• _Records for the task_
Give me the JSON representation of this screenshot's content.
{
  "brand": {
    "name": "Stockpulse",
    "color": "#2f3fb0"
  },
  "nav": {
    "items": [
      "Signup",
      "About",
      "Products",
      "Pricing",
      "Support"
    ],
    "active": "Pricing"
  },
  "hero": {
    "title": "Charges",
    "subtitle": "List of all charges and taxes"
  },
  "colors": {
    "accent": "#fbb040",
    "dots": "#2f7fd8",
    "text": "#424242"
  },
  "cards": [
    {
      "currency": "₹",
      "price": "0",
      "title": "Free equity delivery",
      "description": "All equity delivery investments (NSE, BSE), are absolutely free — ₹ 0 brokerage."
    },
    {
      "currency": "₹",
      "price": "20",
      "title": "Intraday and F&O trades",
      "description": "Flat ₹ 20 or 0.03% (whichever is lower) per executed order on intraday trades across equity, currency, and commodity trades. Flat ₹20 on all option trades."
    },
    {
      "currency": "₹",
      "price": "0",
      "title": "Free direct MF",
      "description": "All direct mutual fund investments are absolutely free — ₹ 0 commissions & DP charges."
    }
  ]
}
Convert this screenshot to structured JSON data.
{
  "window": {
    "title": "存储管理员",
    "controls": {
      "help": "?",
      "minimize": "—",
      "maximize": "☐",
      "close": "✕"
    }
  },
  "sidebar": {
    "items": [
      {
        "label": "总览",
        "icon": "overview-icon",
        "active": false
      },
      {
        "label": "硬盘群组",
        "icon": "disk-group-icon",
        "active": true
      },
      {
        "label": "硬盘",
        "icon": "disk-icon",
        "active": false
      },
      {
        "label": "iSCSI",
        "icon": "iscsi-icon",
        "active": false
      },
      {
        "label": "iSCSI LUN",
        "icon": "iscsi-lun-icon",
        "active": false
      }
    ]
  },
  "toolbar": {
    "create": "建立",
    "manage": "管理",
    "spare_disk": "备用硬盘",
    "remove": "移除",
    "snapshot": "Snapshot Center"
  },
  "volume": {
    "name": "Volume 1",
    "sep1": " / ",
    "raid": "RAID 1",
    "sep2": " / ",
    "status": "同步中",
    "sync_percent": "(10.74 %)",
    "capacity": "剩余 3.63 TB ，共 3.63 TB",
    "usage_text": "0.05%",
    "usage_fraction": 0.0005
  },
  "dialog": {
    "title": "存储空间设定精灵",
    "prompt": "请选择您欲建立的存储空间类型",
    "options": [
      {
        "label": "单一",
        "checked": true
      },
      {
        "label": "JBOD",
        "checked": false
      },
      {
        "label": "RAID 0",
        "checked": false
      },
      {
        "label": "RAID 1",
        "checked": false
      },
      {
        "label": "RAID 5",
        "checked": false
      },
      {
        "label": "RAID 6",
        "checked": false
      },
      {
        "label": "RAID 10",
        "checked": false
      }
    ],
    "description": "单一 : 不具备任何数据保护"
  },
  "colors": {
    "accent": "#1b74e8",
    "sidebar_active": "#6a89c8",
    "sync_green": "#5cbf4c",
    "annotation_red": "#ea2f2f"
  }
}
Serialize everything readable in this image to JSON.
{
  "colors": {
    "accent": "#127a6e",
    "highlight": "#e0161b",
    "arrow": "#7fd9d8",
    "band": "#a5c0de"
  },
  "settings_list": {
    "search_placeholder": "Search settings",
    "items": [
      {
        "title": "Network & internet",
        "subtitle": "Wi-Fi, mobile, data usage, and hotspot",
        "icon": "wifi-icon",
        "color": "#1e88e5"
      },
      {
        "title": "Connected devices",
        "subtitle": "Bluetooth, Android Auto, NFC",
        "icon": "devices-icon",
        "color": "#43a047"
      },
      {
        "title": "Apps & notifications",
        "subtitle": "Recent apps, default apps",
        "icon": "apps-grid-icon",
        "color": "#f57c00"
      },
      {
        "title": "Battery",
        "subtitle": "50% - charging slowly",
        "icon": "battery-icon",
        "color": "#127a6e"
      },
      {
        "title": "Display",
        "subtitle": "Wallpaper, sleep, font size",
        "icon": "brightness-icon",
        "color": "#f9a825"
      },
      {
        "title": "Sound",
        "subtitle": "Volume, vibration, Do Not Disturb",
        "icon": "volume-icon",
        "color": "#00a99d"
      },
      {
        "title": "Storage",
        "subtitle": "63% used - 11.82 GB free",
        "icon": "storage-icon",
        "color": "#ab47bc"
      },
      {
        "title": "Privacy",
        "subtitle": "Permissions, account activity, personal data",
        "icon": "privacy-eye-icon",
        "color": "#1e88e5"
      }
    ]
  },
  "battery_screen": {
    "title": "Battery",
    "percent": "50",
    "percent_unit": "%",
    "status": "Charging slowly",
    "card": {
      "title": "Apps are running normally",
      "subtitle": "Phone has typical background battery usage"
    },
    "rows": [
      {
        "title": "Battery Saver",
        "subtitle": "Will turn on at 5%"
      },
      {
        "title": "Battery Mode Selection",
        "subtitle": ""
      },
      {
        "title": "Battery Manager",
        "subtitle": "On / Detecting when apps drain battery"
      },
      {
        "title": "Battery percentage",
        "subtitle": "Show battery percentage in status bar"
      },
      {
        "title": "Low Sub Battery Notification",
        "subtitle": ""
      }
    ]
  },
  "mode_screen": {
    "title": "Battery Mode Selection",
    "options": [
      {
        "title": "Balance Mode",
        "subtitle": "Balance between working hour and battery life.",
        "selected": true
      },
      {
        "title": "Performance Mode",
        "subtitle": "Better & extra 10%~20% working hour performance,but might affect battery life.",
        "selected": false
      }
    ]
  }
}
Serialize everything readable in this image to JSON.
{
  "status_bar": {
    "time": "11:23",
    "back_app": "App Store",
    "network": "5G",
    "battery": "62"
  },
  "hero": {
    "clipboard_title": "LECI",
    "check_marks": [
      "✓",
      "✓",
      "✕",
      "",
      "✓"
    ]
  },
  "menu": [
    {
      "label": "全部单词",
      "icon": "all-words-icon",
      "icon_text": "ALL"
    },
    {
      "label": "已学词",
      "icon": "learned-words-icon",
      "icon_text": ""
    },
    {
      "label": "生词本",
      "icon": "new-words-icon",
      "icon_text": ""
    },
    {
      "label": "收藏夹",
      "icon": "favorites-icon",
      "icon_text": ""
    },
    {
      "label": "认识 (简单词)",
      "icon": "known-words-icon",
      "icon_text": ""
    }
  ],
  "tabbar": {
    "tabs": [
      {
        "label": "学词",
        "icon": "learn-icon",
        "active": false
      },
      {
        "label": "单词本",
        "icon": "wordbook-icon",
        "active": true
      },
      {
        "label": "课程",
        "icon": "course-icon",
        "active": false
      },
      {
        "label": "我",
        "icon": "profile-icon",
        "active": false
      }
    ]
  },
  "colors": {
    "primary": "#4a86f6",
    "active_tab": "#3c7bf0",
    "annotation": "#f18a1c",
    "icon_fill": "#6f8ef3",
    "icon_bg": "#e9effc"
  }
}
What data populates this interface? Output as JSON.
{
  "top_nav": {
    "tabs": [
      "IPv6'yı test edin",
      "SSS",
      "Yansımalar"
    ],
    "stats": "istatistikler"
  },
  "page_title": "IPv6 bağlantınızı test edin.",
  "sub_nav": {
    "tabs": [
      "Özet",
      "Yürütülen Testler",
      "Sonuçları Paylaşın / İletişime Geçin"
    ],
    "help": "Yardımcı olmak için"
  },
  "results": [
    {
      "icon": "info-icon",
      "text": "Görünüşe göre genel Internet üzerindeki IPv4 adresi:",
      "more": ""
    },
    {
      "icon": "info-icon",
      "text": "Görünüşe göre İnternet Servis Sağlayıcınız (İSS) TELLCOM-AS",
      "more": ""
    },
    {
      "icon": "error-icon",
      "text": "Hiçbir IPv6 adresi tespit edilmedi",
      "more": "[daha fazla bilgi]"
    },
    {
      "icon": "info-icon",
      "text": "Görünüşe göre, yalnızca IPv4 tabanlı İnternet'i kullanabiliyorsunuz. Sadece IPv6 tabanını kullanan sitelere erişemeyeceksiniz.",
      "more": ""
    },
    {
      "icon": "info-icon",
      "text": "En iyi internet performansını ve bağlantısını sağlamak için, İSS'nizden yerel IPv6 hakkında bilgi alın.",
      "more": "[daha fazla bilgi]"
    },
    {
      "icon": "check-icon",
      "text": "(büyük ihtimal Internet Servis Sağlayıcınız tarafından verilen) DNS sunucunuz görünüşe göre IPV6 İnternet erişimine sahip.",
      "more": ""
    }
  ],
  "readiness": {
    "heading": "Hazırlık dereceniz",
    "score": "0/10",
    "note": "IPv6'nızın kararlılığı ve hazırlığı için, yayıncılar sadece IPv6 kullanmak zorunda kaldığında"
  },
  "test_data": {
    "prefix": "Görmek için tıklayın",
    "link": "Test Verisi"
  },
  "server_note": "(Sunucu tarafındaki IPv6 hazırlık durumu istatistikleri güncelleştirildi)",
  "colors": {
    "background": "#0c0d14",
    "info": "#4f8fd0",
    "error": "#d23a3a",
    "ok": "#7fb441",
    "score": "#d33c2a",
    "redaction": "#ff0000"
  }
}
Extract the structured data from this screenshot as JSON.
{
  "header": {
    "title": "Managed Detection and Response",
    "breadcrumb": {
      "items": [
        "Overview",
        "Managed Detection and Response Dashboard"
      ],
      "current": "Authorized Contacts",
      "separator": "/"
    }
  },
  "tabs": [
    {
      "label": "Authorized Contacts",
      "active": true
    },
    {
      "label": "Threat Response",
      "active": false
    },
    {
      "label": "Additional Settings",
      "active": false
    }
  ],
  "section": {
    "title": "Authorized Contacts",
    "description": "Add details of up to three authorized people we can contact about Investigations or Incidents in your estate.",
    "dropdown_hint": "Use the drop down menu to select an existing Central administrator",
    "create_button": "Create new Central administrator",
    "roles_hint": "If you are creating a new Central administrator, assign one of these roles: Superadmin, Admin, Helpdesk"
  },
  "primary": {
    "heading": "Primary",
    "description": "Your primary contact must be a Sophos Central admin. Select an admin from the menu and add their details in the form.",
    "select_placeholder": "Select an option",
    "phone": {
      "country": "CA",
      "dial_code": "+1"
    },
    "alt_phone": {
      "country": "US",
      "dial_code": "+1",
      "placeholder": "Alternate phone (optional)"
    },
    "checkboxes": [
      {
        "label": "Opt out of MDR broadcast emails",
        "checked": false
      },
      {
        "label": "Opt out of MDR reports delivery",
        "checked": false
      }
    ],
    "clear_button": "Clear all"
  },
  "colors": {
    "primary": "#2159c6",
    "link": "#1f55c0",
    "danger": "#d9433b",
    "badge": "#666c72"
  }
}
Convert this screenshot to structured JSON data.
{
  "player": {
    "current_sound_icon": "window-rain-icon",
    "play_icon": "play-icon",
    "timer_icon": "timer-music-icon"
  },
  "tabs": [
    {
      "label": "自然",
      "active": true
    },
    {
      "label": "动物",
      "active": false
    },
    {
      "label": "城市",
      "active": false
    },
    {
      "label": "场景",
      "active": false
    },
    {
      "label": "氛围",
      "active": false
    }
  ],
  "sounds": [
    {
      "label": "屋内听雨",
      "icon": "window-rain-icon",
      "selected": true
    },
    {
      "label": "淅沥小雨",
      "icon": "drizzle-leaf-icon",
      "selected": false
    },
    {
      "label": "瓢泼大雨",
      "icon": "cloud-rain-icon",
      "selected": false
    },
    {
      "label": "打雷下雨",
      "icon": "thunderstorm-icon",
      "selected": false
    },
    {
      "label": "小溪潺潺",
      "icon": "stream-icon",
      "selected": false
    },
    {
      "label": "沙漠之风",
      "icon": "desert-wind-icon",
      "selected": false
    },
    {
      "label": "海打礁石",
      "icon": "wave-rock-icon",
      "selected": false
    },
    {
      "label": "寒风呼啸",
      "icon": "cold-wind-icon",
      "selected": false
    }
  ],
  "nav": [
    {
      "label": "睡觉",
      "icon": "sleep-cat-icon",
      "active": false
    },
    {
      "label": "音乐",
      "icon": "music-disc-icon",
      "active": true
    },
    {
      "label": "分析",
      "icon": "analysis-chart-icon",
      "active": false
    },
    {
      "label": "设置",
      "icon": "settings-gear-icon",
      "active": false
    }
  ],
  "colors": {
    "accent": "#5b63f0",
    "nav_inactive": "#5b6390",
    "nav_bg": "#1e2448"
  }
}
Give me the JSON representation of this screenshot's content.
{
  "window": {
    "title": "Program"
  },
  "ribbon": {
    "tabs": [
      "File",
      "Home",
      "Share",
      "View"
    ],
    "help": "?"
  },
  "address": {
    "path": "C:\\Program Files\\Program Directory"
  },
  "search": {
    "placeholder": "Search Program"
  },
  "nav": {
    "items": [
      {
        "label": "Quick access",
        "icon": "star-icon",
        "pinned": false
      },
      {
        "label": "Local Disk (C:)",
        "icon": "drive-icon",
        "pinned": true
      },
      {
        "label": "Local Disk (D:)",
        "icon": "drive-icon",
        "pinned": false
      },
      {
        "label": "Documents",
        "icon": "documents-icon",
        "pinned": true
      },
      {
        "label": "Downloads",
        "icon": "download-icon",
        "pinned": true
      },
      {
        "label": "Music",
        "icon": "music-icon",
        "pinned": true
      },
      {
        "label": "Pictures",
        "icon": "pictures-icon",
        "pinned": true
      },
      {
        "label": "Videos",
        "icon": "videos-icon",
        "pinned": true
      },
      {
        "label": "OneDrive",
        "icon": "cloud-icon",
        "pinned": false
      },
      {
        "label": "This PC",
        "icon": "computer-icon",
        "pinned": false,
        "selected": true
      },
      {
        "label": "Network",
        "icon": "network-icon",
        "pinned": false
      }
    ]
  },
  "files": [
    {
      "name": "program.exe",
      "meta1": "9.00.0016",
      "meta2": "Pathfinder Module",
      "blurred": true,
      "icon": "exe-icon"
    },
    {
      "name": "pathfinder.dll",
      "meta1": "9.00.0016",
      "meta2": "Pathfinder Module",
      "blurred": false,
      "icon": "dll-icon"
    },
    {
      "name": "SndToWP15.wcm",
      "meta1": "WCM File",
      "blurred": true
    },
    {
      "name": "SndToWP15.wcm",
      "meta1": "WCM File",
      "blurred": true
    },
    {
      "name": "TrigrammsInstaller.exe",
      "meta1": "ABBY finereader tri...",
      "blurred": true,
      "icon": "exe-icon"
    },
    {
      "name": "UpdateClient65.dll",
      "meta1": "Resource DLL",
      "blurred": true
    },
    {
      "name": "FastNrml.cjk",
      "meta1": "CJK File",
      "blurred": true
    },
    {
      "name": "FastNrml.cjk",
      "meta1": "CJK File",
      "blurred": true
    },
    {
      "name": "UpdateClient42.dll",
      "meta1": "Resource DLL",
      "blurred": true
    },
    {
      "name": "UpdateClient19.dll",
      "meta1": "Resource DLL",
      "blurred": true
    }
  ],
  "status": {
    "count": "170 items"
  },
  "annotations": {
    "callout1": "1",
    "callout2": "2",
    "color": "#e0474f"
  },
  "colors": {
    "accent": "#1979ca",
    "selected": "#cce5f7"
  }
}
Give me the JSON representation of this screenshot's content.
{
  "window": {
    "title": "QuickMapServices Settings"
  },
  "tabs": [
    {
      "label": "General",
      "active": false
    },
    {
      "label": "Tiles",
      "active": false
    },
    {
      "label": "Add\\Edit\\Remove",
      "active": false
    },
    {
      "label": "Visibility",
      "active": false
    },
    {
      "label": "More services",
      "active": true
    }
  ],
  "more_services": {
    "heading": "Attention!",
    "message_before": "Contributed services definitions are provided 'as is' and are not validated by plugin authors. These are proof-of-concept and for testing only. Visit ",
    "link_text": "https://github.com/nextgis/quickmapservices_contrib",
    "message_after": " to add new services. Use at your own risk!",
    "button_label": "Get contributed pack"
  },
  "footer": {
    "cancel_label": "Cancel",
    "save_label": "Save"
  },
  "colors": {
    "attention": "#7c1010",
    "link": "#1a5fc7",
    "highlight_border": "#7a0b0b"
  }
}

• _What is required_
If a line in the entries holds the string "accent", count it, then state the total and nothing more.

• _Answer for the task_
5